Word for word, restate each of the entries below, and drop every picture.

## [Extracted records]
☆ ☆ ☆ ☆
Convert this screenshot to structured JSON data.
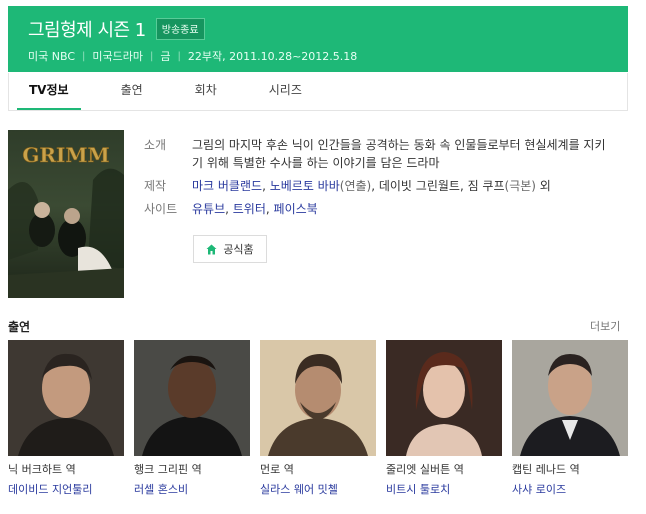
{
  "header": {
    "title": "그림형제 시즌 1",
    "badge": "방송종료",
    "meta": [
      "미국 NBC",
      "미국드라마",
      "금",
      "22부작, 2011.10.28~2012.5.18"
    ]
  },
  "tabs": [
    "TV정보",
    "출연",
    "회차",
    "시리즈"
  ],
  "poster": {
    "logo_text": "GRIMM"
  },
  "info": {
    "intro_label": "소개",
    "intro_text": "그림의 마지막 후손 닉이 인간들을 공격하는 동화 속 인물들로부터 현실세계를 지키기 위해 특별한 수사를 하는 이야기를 담은 드라마",
    "staff_label": "제작",
    "staff_link1": "마크 버클랜드",
    "staff_link2": "노베르토 바바",
    "staff_role2": "(연출)",
    "staff_rest": ", 데이빗 그린월트, 짐 쿠프",
    "staff_role_rest": "(극본)",
    "staff_suffix": " 외",
    "site_label": "사이트",
    "sites": [
      "유튜브",
      "트위터",
      "페이스북"
    ],
    "official_label": "공식홈"
  },
  "cast": {
    "heading": "출연",
    "more": "더보기",
    "members": [
      {
        "role": "닉 버크하트 역",
        "actor": "데이비드 지언툴리"
      },
      {
        "role": "행크 그리핀 역",
        "actor": "러셀 혼스비"
      },
      {
        "role": "먼로 역",
        "actor": "실라스 웨어 밋첼"
      },
      {
        "role": "줄리엣 실버튼 역",
        "actor": "비트시 툴로치"
      },
      {
        "role": "캡틴 레나드 역",
        "actor": "사샤 로이즈"
      }
    ]
  },
  "colors": {
    "brand": "#1eb877",
    "link": "#2a3a9e"
  }
}
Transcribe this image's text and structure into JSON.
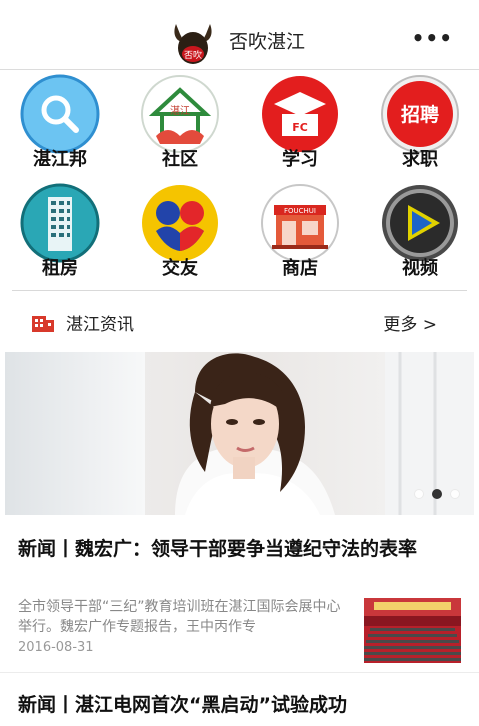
{
  "header": {
    "title": "否吹湛江",
    "logo_text": "否吹",
    "menu_icon": "more-dots-icon"
  },
  "grid": {
    "items": [
      {
        "label": "湛江邦",
        "icon": "search-icon",
        "color": "#2f9be0"
      },
      {
        "label": "社区",
        "icon": "community-house-icon",
        "icon_text": "湛江",
        "color": "#2e8b3c"
      },
      {
        "label": "学习",
        "icon": "graduation-cap-icon",
        "icon_text": "FC",
        "color": "#e31e1e"
      },
      {
        "label": "求职",
        "icon": "recruit-badge-icon",
        "icon_text": "招聘",
        "color": "#e31e1e"
      },
      {
        "label": "租房",
        "icon": "building-icon",
        "color": "#2aa7b5"
      },
      {
        "label": "交友",
        "icon": "friends-icon",
        "color": "#f5c400"
      },
      {
        "label": "商店",
        "icon": "shop-icon",
        "icon_text": "FOUCHUI",
        "color": "#d9271f"
      },
      {
        "label": "视频",
        "icon": "play-video-icon",
        "color": "#2a2a2a"
      }
    ]
  },
  "news_section": {
    "title": "湛江资讯",
    "more_label": "更多 >"
  },
  "banner": {
    "image": "woman-portrait-photo",
    "dots": 3,
    "active_dot": 2
  },
  "articles": [
    {
      "title": "新闻丨魏宏广：领导干部要争当遵纪守法的表率",
      "summary": "全市领导干部“三纪”教育培训班在湛江国际会展中心举行。魏宏广作专题报告，王中丙作专",
      "date": "2016-08-31",
      "thumbnail": "meeting-hall-photo"
    },
    {
      "title": "新闻丨湛江电网首次“黑启动”试验成功"
    }
  ]
}
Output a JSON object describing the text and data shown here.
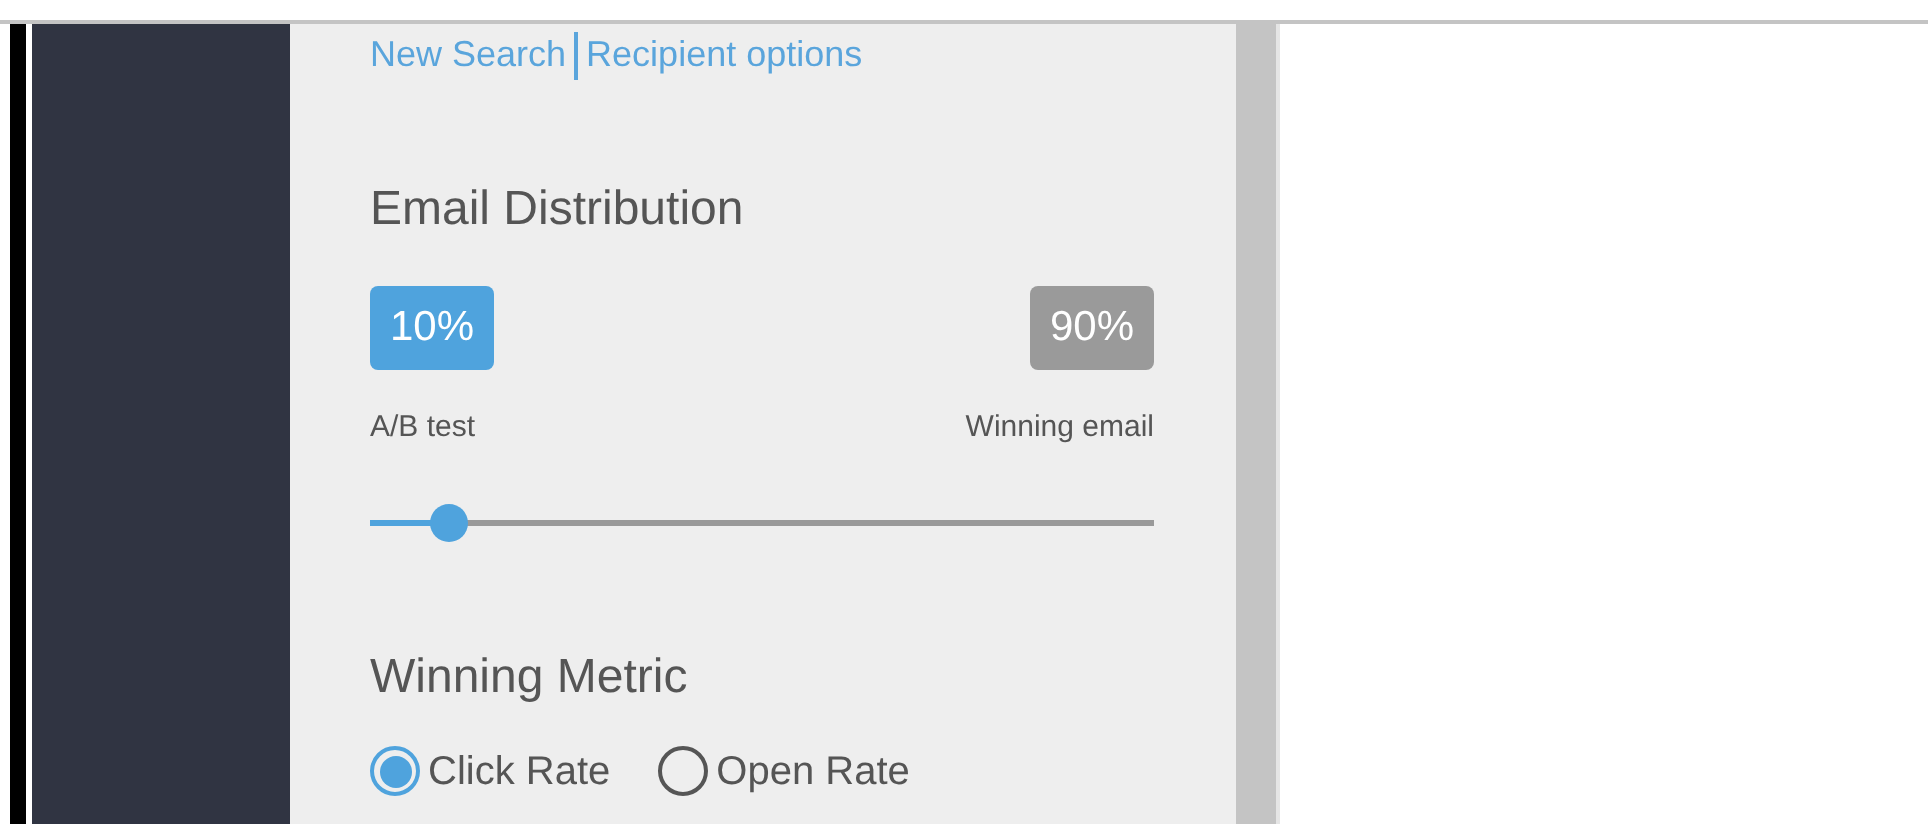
{
  "links": [
    {
      "label": "New Search"
    },
    {
      "label": "Recipient options"
    }
  ],
  "distribution": {
    "title": "Email Distribution",
    "left": {
      "value": "10%",
      "label": "A/B test"
    },
    "right": {
      "value": "90%",
      "label": "Winning email"
    },
    "level": 0.1
  },
  "metric": {
    "title": "Winning Metric",
    "options": [
      {
        "label": "Click Rate",
        "selected": true
      },
      {
        "label": "Open Rate",
        "selected": false
      }
    ]
  }
}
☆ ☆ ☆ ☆
## [Solution]
Convert this screenshot to structured JSON data.
{
  "header": {
    "title": "그림형제 시즌 1",
    "badge": "방송종료",
    "meta": [
      "미국 NBC",
      "미국드라마",
      "금",
      "22부작, 2011.10.28~2012.5.18"
    ]
  },
  "tabs": [
    "TV정보",
    "출연",
    "회차",
    "시리즈"
  ],
  "poster": {
    "logo_text": "GRIMM"
  },
  "info": {
    "intro_label": "소개",
    "intro_text": "그림의 마지막 후손 닉이 인간들을 공격하는 동화 속 인물들로부터 현실세계를 지키기 위해 특별한 수사를 하는 이야기를 담은 드라마",
    "staff_label": "제작",
    "staff_link1": "마크 버클랜드",
    "staff_link2": "노베르토 바바",
    "staff_role2": "(연출)",
    "staff_rest": ", 데이빗 그린월트, 짐 쿠프",
    "staff_role_rest": "(극본)",
    "staff_suffix": " 외",
    "site_label": "사이트",
    "sites": [
      "유튜브",
      "트위터",
      "페이스북"
    ],
    "official_label": "공식홈"
  },
  "cast": {
    "heading": "출연",
    "more": "더보기",
    "members": [
      {
        "role": "닉 버크하트 역",
        "actor": "데이비드 지언툴리"
      },
      {
        "role": "행크 그리핀 역",
        "actor": "러셀 혼스비"
      },
      {
        "role": "먼로 역",
        "actor": "실라스 웨어 밋첼"
      },
      {
        "role": "줄리엣 실버튼 역",
        "actor": "비트시 툴로치"
      },
      {
        "role": "캡틴 레나드 역",
        "actor": "사샤 로이즈"
      }
    ]
  },
  "colors": {
    "brand": "#1eb877",
    "link": "#2a3a9e"
  }
}
Transcribe this image's text and structure into JSON.
{
  "header": {
    "title": "否吹湛江",
    "logo_text": "否吹",
    "menu_icon": "more-dots-icon"
  },
  "grid": {
    "items": [
      {
        "label": "湛江邦",
        "icon": "search-icon",
        "color": "#2f9be0"
      },
      {
        "label": "社区",
        "icon": "community-house-icon",
        "icon_text": "湛江",
        "color": "#2e8b3c"
      },
      {
        "label": "学习",
        "icon": "graduation-cap-icon",
        "icon_text": "FC",
        "color": "#e31e1e"
      },
      {
        "label": "求职",
        "icon": "recruit-badge-icon",
        "icon_text": "招聘",
        "color": "#e31e1e"
      },
      {
        "label": "租房",
        "icon": "building-icon",
        "color": "#2aa7b5"
      },
      {
        "label": "交友",
        "icon": "friends-icon",
        "color": "#f5c400"
      },
      {
        "label": "商店",
        "icon": "shop-icon",
        "icon_text": "FOUCHUI",
        "color": "#d9271f"
      },
      {
        "label": "视频",
        "icon": "play-video-icon",
        "color": "#2a2a2a"
      }
    ]
  },
  "news_section": {
    "title": "湛江资讯",
    "more_label": "更多 >"
  },
  "banner": {
    "image": "woman-portrait-photo",
    "dots": 3,
    "active_dot": 2
  },
  "articles": [
    {
      "title": "新闻丨魏宏广：领导干部要争当遵纪守法的表率",
      "summary": "全市领导干部“三纪”教育培训班在湛江国际会展中心举行。魏宏广作专题报告，王中丙作专",
      "date": "2016-08-31",
      "thumbnail": "meeting-hall-photo"
    },
    {
      "title": "新闻丨湛江电网首次“黑启动”试验成功"
    }
  ]
}
Output a JSON object describing the text and data shown here.
{
  "links": [
    {
      "label": "New Search"
    },
    {
      "label": "Recipient options"
    }
  ],
  "distribution": {
    "title": "Email Distribution",
    "left": {
      "value": "10%",
      "label": "A/B test"
    },
    "right": {
      "value": "90%",
      "label": "Winning email"
    },
    "level": 0.1
  },
  "metric": {
    "title": "Winning Metric",
    "options": [
      {
        "label": "Click Rate",
        "selected": true
      },
      {
        "label": "Open Rate",
        "selected": false
      }
    ]
  }
}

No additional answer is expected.